“Defenestrate” just means “to throw out of a window.” And apart from sounding like the punch line to a joke about Daleks … there has been a surprising amount of defenestration in Czech history. And almost all of it has been connected religious wars.
At the end of World War II, the United States used atomic bombs on Hiroshima and Nagasaki. A young girl named Sadako Sasaki eventually developed A-bomb disease as a result of her exposure, and the origami crane became a symbol of her story.
Great Britain’s efforts to control southern Africa eventually led to war with the Zulu Kingdom. A brutal series of engagements claimed the lives of many British and Zulu soldiers, but Britain’s portrayal of events minimized poor leadership decisions.
Retellings of the Dunkirk rescue often leave out how the Allied forces got into such a predicament, with a huge part of the British Expeditionary Force stranded. Today, we'll talk about the lead-up to WWII and its relentless progression into France.
When a French pastry chef complained to King Louis-Phillippe that his shop in Mexico was destroyed in a riot, it catalyzed a conflict between the two nations. But the military action of the Pastry War was really about a trade agreements and unpaid debts.
In 1859, the United States and Great Britain nearly went to war over an issue that seems more likely to spark a feud between Hatfields and McCoys: An American settler shot a Canadian pig that was rooting around his garden. Read the show notes here.

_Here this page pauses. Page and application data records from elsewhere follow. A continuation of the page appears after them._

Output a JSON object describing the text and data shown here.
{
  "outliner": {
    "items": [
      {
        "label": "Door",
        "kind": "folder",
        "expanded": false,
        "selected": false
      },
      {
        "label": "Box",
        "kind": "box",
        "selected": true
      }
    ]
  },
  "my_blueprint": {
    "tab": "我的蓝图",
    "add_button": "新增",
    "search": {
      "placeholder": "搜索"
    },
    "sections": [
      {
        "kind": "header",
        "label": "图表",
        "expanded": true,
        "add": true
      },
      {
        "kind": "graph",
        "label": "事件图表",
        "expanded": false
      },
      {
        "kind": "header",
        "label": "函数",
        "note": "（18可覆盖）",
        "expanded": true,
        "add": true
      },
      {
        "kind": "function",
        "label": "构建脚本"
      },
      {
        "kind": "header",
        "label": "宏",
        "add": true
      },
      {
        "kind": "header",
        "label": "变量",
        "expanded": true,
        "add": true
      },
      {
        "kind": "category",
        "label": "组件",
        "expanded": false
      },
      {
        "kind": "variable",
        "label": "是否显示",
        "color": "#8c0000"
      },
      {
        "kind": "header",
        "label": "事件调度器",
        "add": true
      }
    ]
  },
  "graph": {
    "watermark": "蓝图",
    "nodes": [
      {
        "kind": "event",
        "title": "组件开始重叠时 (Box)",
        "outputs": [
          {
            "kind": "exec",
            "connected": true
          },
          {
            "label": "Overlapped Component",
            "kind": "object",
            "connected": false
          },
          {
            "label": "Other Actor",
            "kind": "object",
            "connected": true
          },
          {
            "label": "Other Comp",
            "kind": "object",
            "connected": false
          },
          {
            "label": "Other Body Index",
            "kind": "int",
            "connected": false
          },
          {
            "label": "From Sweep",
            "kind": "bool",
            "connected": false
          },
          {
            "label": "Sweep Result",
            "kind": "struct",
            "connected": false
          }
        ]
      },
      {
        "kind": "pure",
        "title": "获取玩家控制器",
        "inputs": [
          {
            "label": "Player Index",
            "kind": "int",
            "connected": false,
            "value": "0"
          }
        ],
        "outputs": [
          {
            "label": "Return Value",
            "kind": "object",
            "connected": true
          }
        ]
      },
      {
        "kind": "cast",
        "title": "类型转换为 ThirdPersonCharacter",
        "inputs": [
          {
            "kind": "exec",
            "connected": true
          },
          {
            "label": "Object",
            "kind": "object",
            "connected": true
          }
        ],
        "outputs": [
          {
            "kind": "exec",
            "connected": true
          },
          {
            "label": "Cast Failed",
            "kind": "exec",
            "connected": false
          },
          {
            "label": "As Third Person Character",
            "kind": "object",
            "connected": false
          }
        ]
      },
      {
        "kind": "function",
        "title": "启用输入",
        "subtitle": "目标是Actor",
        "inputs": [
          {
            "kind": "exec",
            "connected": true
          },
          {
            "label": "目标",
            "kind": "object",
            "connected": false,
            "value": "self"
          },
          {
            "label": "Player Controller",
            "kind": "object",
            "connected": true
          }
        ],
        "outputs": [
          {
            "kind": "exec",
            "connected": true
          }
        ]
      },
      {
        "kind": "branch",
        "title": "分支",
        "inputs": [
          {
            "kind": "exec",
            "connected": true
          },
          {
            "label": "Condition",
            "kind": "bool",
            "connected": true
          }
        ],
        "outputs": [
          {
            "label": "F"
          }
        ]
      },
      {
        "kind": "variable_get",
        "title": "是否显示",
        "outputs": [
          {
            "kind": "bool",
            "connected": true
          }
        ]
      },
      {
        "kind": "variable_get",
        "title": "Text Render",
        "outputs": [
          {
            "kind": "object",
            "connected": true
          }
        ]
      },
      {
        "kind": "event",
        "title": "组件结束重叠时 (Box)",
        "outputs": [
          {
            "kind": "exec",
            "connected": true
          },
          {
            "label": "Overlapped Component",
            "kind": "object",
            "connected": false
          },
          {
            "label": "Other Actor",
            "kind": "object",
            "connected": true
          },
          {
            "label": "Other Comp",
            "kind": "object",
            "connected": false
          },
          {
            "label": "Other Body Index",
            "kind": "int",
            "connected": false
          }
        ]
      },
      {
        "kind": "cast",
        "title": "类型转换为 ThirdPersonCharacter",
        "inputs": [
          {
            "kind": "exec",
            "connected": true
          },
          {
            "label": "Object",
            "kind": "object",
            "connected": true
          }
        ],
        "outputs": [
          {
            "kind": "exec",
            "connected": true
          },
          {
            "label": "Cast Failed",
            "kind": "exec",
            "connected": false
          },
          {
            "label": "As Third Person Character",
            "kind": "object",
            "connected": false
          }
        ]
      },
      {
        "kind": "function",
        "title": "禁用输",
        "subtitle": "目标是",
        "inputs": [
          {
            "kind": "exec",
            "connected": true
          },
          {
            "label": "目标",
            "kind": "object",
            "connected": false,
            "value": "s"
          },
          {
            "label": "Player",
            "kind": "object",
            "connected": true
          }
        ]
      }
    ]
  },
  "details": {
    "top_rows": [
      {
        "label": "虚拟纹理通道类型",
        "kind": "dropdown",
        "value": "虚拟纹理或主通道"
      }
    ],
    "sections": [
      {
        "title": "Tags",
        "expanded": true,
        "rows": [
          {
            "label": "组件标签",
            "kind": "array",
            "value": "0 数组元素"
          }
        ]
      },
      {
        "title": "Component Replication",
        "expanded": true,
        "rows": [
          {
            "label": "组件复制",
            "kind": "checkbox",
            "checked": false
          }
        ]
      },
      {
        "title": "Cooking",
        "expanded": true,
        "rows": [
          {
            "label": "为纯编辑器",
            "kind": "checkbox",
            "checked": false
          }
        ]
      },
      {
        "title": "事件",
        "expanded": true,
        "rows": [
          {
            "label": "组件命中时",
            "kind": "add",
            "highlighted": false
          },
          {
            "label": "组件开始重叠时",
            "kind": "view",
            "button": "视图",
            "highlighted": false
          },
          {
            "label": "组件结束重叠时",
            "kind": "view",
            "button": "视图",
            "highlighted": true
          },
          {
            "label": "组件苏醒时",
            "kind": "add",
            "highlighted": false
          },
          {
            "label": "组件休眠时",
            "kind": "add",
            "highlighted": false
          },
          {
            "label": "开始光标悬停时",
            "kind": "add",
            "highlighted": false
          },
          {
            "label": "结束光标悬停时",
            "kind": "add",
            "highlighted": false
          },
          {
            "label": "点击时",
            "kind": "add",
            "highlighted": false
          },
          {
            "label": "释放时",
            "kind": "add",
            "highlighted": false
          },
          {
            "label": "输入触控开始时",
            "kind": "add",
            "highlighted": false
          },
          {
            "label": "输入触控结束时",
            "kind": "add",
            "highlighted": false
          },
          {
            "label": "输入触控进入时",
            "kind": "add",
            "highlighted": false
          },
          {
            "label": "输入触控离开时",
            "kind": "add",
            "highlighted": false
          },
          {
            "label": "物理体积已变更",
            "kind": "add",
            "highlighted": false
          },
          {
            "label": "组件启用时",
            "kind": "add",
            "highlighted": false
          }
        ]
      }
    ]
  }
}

Also known as the Northern War, Hone Heke's Rebellion took place between in New Zealand over the course of 1845 and 1846. In this podcast, Sarah and Deblina recount the events leading up to the war -- as well as the consequences of Heke's actions.